King’s Mill Landing
15th August, 1861
My very dear Wife:
I returned yesterday to this place after an absence of twelve days and a march of twenty miles yesterday between 12 and 6½ o’clock. I found your letter awaiting me advising a box by Mrs. Stewart which was also received last evening, with bread, crackers, melons, tomatoes, etc., all of which were very acceptable. I am afraid Dr. Daggett gave you rather a glowing account of our camp life. We have had a very hard time, no doubt about it, but I am thankful to say that in spite of scorching suns, drive rain, cold east winds, without shelter, and very coarse fare, I am now and have been very well and that the men cheerfully bear all as good soldiers, and our sick list tho large is not alarmingly so, considering the season of the year and the unhealthiness of the location. I wrote you a hasty note from Bethel on a scrap of paper, giving you an account of the camp life we were leading, which is not now necessary to repeat. Suffice it to say it was as hard as it could well be, and but for the excitement of a visit to Hampton and the expectation of having a regular pitched battle with the Yankees at Newport News or Hampton, I do not think we would have been able to stand the march. We bullied them under the guns of Fortress Monroe and took a position in an open field where they could see our strength and they could have a fair fight (with the advantage of odds in their favour) and no masqued batteries to frighten them, and yet they kept in their stronghold, frightened to death as we afterwards learned. We have slept on the ground, in swamps, raining, with the meanest pond water to drink, pickles, pork and ship biscuit for fare, and yet got on first rate, and am truly thankful to find myself back in our comfortable tents at this place. It is now two months since I saw you all, and would be made happy if I could spend a few days with you. The ragged condition of my Company may require the General to give me leave to go up. If I cannot get up a few days or procure the clothes, shoes, hats, etc., for them by letter, which I shall try, we will have an entire new uniform, and as clothes are so very high I will have to look to the ladies to make it up for me, so I speak in time for Centenary and the other Methodist Church ladies to help me out, for we are now in rags. I shall write today to Jno C. Page to make me a pair of shoes and boots which I must have. When you are down there, see that he makes them.
As regards Mrs. Bell’s daughter either boarding or living in my family. I am opposed to it. I have no idea of you being used to bring them into society, or being surrounded by beaux and such annoyances, so cut that off at once. I am glad you have the opportunity of being kind to Mrs. Ryan, and I have no doubt they appreciate it. Vulgarity from a fashionable standpoint is frequently (unreadable), which is preferable to refined deceit.
Tell the children that I read their letters and was much pleased.
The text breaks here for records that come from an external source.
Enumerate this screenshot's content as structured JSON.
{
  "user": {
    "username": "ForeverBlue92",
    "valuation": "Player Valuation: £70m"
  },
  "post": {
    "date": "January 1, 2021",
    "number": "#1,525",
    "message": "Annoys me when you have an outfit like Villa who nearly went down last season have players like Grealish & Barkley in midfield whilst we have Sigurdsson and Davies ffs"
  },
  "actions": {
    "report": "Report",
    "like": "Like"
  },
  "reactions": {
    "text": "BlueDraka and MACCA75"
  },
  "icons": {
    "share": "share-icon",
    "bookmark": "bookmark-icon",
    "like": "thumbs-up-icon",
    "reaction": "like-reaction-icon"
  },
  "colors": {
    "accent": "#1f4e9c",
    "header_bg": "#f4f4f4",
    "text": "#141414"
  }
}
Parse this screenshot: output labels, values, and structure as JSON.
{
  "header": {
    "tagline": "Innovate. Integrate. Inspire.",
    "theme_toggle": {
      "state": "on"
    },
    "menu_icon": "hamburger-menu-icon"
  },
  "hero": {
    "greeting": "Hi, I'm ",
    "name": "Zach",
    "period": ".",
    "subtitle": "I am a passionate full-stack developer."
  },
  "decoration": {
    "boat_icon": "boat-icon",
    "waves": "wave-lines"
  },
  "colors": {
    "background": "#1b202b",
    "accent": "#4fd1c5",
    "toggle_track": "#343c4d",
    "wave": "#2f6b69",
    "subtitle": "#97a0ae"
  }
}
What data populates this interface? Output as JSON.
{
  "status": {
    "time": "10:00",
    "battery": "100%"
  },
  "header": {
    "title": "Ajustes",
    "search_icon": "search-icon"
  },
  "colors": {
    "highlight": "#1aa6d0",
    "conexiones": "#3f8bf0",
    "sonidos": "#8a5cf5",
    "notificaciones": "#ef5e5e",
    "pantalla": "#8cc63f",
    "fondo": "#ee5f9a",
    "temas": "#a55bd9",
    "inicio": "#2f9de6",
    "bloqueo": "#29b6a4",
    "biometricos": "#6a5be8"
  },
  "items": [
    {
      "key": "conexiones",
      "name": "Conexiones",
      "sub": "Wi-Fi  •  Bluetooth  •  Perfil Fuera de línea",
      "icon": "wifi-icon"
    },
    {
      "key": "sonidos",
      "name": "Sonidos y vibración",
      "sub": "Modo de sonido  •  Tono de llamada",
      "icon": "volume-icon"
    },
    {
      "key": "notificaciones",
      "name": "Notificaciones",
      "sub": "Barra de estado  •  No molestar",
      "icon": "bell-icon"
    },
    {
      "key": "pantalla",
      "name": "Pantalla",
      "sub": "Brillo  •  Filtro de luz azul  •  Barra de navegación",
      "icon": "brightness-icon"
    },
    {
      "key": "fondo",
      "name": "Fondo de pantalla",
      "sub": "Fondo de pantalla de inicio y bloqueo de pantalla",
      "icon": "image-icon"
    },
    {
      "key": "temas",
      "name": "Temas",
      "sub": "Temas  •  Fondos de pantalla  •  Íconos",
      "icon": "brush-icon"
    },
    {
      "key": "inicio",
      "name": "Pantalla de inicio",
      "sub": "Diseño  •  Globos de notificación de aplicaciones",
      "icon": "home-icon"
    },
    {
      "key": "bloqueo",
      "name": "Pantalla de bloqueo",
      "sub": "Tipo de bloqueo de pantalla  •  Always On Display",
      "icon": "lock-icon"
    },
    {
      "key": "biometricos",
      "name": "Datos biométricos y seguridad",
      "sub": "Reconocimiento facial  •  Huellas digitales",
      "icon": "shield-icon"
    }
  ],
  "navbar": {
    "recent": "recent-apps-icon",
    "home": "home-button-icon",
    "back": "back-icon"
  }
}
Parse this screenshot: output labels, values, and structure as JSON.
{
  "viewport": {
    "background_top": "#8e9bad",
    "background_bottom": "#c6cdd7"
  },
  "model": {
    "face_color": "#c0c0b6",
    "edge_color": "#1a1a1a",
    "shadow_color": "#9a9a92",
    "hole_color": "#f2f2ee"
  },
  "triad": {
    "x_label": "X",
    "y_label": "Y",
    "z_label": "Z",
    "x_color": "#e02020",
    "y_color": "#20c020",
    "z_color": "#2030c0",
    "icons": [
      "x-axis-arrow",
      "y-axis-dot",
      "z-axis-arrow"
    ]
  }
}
Miss the little darlings for father.
I shall write Bro. David today and get me a buffalo robe. I want to provide against the winter’s cold. If he gets it, put it up in tobacco and keep it for me till I need it.
Remember me kindly to all friends who inquire.
I think from the tone of the Northern press that they would like now to have peace, which I hope they will not have until they are humbled and it be a lasting peace. We can maintain our independence , whether England and France recognize it or not. I doubt whether the North can keep up her arms in the field with all their boasted wealth and patriotic devotion to the Union. God grant to give us success to bring speedily to a termination this war, and illuminate the mind of our enemies and convert their hearts from error. May the Lord uphold and keep you and protect our little ones is my constant prayer.
Yours very affectionately,
Jno. S. Walker